Save the settings and exit the BIOS (on my PC, I have to press F10 for that). Your computer should restart, and if it boots into Windows, you can move on to the next step.
What to Do If It Doesn’t POST
If it doesn’t boot, your motherboard likely failed its power-on-self-test (POST) you’ll probably have to wait about thirty seconds for the BIOS to boot into safe mode and restore the last working settings. You can try bumping up the memory voltage in 25 millivolt (0.025v) increments before reaching the max recommended voltage. You can also try raising the SOC voltage slightly on Ryzen systems, as 1st and 2nd gen Ryzen are particularly finicky with memory overclocking. Intel doesn’t have the same SOC as Ryzen does, and will likely not have this issue anyway.
If your computer doesn’t boot into safe mode, don’t worry, you didn’t turn it into a paperweight. Your BIOS likely doesn’t have that feature, and you’ll need to clear CMOS manually. This is usually either a battery on the motherboard you can remove and reseat or a pin by the front panel headers. Consult your motherboard manual. You’ll need to take a screwdriver or a pair of scissors (ideally, they make jumpers and switches for this, but you likely don’t have those lying around) and touch the two pins together, creating an electrical connection. Don’t worry; it won’t shock you. The PC will reset back to normal.
Make Sure the Overclock is Stable
Once you’re back into Windows, the fun doesn’t stop yet. You’ll want to verify that the overclock is stable. The calculator has a tab called “MEMbench” that can be used for this. Set the mode to “custom” and the task scope to 400%. Click “Max RAM” at the bottom to allocate all of your remaining RAM. This will test your RAM for errors four times over.
Click “Run” when you’re ready to start and give it a few minutes. In my case, testing 32 GB of RAM at 400% task scope took less than ten minutes.
If there are no errors, you can try to push the clocks further, or test out the “FAST” settings. This is all memory overclocking is; just trial and error, spamming delete, and waiting for MEMbench to finish. Some people find this kind of routine soothing.
Once you’ve worn out your Numpad and are satisfied with your results, you’ll want to do an overnight test to verify that your overclock is absolutely 100% stable. Set the task scope to something crazy high (100,000% should do) and come back to it once you wake up. If there are no errors, you can enjoy your overclock. The worst that happens if you skip this overnight step is that you may receive a bluescreen or random crash sometime down the line (which does happen with any speed of RAM from time to time, unless you have ECC memory).
Benchmark Your RAM to Verify Your Performance
If you’re particularly competitive and want to see how your RAM stacks up against the competition, you can download UserBenchmark to benchmark your whole PC, including your RAM. This will give you an overview telling you how well your system is performing.
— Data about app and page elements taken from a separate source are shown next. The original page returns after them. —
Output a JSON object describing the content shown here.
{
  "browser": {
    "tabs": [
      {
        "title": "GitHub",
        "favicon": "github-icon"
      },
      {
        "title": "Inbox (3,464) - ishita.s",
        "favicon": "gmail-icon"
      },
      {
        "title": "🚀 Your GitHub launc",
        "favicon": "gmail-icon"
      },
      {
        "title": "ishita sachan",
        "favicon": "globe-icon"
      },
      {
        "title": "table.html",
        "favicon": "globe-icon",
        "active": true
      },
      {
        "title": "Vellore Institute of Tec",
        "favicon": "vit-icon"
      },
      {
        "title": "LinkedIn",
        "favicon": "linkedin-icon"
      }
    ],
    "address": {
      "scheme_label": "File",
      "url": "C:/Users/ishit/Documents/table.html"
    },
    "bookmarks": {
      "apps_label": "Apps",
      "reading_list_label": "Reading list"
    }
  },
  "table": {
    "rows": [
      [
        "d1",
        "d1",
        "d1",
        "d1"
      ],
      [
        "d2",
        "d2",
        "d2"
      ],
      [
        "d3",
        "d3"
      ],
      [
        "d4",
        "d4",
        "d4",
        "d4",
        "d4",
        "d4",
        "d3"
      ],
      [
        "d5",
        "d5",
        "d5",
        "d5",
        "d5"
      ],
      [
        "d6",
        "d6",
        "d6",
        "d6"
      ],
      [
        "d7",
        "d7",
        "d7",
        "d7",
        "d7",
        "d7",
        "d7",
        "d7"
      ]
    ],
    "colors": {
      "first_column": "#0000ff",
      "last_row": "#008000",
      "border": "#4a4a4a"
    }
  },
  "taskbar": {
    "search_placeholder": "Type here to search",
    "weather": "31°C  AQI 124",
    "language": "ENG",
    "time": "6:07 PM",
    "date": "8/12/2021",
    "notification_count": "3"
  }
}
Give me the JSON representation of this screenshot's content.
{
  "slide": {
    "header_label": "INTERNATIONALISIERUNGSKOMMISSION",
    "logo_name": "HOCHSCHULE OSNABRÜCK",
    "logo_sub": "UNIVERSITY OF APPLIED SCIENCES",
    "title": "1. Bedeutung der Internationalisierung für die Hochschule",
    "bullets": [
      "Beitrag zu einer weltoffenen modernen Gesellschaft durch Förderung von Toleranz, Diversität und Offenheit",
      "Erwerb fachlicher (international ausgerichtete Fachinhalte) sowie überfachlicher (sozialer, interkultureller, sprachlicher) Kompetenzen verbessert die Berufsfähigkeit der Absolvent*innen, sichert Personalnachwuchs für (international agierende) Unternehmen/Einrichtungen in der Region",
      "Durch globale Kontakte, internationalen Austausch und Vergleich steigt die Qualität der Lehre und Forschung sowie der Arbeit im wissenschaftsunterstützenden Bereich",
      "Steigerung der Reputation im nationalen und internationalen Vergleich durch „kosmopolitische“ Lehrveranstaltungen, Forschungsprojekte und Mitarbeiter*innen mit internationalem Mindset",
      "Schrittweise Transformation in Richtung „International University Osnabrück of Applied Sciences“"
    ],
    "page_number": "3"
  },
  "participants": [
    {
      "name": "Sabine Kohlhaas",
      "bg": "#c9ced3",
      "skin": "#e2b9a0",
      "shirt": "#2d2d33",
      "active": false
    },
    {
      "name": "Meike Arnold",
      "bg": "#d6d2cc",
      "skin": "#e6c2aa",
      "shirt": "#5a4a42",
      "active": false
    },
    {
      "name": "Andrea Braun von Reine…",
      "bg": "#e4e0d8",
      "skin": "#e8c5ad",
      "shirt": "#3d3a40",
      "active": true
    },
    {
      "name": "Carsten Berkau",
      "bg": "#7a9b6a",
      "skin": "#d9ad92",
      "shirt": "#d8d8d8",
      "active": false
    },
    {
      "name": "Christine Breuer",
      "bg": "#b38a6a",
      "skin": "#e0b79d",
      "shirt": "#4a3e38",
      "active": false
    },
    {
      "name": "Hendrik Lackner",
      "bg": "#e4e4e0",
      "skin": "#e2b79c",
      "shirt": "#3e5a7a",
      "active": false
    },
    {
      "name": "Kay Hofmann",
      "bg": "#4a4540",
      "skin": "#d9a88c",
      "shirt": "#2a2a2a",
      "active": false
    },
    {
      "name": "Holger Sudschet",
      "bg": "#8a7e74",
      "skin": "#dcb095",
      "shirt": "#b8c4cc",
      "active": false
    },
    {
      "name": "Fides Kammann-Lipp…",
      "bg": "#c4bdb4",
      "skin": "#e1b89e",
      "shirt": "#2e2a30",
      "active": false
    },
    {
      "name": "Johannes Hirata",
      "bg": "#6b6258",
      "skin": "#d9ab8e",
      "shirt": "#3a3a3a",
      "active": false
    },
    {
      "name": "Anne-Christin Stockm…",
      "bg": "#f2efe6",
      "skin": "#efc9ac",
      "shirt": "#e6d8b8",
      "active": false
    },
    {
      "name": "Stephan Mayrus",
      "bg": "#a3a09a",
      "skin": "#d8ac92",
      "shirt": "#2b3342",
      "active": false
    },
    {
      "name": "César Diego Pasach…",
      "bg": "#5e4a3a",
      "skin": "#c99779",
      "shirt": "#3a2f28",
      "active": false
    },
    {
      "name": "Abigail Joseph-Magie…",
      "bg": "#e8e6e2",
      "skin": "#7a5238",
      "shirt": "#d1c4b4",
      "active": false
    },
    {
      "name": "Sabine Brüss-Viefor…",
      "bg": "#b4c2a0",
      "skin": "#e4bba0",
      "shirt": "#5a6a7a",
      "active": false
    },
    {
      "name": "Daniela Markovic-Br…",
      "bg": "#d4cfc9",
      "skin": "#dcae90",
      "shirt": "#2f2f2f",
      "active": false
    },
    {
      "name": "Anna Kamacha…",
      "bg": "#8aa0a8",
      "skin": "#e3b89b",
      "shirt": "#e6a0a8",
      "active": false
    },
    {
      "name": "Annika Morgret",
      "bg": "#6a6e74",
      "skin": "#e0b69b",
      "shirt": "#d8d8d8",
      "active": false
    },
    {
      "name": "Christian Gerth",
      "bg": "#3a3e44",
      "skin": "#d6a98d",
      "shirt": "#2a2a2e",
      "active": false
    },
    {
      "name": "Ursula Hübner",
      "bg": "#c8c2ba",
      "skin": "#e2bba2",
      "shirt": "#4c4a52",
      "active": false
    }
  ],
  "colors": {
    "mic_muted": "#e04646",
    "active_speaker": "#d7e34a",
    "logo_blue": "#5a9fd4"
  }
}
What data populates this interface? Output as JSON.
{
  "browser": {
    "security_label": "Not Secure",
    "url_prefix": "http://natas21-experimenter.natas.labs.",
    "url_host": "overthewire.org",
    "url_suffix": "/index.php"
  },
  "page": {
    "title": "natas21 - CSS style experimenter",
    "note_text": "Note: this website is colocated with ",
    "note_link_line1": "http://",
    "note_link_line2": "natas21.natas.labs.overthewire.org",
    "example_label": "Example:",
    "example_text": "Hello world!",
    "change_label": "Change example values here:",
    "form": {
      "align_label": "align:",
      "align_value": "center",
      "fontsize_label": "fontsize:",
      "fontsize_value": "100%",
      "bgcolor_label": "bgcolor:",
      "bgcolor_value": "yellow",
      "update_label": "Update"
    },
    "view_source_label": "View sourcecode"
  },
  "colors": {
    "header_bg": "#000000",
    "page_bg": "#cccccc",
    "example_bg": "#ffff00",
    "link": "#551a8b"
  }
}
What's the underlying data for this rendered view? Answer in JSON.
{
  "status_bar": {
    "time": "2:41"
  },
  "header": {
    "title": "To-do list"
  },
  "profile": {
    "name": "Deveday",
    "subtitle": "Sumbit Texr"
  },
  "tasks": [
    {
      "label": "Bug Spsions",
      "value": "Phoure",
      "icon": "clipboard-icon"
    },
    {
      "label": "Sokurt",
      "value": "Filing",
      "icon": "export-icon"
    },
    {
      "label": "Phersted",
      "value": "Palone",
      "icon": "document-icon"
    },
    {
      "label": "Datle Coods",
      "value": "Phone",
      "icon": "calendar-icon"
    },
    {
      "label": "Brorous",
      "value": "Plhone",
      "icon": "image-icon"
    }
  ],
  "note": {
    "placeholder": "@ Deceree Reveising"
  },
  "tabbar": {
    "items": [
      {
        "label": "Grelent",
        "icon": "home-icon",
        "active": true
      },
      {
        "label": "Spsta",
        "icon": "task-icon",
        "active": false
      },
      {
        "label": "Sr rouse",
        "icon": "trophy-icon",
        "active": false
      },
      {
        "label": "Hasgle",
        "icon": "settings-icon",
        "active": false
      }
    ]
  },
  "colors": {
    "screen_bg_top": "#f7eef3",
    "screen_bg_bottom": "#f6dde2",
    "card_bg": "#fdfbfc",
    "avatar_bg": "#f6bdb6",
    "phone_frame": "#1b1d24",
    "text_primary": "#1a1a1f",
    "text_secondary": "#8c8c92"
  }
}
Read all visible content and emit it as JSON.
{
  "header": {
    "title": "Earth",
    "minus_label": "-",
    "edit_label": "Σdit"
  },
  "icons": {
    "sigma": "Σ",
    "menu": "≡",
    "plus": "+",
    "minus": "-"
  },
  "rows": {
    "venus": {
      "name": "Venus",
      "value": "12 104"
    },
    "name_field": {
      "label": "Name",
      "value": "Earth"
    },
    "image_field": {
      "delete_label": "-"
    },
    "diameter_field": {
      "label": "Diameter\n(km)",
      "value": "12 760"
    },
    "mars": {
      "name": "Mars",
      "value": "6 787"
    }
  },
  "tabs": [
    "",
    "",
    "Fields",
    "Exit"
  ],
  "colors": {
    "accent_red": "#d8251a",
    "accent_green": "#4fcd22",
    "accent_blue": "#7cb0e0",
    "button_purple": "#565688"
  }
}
You can also use a game-specific benchmark like Unigine Superposition, though you’ll likely have to run multiple tests as the margin of error is quite high with benchmarks like these.
My results were particularly impressive; I bought a 32 GB kit of Micron E-die (known for being cheap and good at overclocking) rated at 3200@CL16, for $130. UserBenchmark gave it a stock score of 90% speed compared to average RAM, but even tightening the timings to 3200@CL14 gives it a 113% score, a 23% performance increase.
This puts the $130 Micron E-die kit on par with 3200@CL14 kits that sell for over $250, which is quite the cost savings. These were simply my results, and your mileage will vary based on how well your memory overclocks and how your CPU handles it.